A year ago Millard finished second to Delta for the 2A title, but with Delta now in 3A, the Eagles hope their depth and star power push them over the top. Turner Koyle could sweep the 100, 200 and 400 meters this season, while Jayce Thompson, Jarren Camp and Shade Woodard are great in the distance events.
One of the biggest storylines in 2A could be at shot put. Austin Carter hurtled the shot put an incredible 63’06.50 at the UVU Invite last weekend. It’s the best mark in Utah since 2007.
Carter is also the favorite in the discus.
Panguitch swept the boys and girls 1A track titles last year, but repeating won’t be easy as Milford has very strong boys and girls teams as well.
In previous championship season Panguitch’s girls relied on its distance events, but this year it’s the opposite.

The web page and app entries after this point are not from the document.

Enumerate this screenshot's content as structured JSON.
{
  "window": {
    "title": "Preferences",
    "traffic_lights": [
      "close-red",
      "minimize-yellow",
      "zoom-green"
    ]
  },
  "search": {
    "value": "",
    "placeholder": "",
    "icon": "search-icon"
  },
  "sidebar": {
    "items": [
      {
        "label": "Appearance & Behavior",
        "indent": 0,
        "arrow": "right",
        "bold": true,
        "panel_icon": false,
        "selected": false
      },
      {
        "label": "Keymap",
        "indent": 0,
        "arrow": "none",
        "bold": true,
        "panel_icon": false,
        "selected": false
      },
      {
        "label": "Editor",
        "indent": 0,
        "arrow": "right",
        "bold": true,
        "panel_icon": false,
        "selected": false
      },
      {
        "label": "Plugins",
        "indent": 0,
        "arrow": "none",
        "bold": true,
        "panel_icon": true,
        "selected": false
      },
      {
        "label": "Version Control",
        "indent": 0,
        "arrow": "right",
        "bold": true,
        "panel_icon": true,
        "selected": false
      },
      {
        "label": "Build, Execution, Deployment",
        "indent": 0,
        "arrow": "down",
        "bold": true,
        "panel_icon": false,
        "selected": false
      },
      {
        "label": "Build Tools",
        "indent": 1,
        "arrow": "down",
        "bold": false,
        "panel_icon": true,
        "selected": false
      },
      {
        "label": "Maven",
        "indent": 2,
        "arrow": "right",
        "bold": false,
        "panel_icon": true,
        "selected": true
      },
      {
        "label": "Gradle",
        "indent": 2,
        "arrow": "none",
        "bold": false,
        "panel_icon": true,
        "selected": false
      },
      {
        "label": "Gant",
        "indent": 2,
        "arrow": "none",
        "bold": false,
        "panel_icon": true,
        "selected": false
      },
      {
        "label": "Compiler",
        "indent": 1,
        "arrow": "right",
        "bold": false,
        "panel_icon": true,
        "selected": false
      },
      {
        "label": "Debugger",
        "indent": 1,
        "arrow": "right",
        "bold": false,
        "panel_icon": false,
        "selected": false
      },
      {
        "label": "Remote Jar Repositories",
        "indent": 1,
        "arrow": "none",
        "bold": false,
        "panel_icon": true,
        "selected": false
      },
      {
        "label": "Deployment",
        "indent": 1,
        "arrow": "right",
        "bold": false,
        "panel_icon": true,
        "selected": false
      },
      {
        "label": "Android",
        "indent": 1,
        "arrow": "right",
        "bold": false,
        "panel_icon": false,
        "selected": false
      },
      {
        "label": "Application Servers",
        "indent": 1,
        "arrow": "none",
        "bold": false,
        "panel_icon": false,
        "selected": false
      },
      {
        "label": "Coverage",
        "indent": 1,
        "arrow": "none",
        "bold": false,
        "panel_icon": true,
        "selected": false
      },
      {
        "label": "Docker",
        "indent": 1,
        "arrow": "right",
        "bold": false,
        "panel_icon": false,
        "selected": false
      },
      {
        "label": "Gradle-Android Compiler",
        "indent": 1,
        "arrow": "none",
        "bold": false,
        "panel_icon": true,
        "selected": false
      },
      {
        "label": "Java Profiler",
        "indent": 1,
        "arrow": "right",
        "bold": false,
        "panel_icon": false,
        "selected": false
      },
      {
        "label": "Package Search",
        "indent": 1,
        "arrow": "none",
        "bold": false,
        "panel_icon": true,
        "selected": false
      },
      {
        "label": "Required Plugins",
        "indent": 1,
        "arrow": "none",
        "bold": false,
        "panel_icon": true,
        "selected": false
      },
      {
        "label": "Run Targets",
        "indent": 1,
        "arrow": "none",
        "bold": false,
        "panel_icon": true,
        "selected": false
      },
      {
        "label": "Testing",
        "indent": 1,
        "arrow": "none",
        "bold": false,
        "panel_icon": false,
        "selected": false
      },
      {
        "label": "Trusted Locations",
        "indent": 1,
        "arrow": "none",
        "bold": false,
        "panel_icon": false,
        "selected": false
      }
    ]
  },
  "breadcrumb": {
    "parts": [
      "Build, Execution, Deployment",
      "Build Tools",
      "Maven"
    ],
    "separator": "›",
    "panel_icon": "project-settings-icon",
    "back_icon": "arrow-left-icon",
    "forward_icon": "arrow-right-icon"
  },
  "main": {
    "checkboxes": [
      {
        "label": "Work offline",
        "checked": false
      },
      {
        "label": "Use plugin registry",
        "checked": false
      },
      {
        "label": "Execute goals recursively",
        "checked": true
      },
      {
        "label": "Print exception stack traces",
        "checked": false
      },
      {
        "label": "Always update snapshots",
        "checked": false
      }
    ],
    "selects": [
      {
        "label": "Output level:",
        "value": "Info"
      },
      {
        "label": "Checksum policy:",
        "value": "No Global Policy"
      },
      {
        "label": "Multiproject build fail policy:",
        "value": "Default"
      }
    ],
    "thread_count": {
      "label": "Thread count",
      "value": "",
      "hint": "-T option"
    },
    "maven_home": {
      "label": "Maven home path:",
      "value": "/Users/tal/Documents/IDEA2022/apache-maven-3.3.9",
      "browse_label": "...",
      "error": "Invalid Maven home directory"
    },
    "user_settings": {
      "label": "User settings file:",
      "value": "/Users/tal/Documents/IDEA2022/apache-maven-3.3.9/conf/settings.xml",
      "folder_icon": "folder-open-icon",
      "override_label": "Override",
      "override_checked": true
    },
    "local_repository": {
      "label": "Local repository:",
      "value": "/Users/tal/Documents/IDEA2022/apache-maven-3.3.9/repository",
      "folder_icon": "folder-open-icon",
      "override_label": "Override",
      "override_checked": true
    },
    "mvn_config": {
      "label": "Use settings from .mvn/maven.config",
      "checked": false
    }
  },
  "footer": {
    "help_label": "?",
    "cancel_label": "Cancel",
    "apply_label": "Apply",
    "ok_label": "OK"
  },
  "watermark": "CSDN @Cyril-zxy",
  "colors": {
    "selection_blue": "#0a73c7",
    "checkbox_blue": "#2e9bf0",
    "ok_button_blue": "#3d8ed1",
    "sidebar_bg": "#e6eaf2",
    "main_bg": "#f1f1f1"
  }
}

Karlee Eyre, Abbey Blevins, Taylor Norris and Mataya Barney gives the Bobcats great depth in the throws, while Norris is also a contributor in the 400 meters and Blevins in the 200 meters.
Kapri Orton could score 30 team points all on her own as she’s the favorite in the 100 and 300 hurdles and the high jump.
Milford’s strength on the girls side is in the sprints, and Panguitch coach Troy Norris said, “hopefully we have enough to counter their speed.”
On the boys side, many of the same athletes who helped lead Milford to the state football title are playing big roles on the track, led by Colton Pomerinke, Brian Williamson and Bryson Barnes.
“Milford is looking a lot stronger than I expected. They have a lot of speed and they have good field events,” said Norris.
Panguitch will lean heavily on its distance events led by Porter Schoppe, Hagen Miller and Trevor Wolfley, a trio that helped the school to a runner-up finish at last year’s state cross country meet.
Monticello, which won the state cross country title, can’t be discounted on the track either as those same Adam Bunker, Alan Pettit, Hyrum Johnson and Ryan Bird are capable of scoring big points again.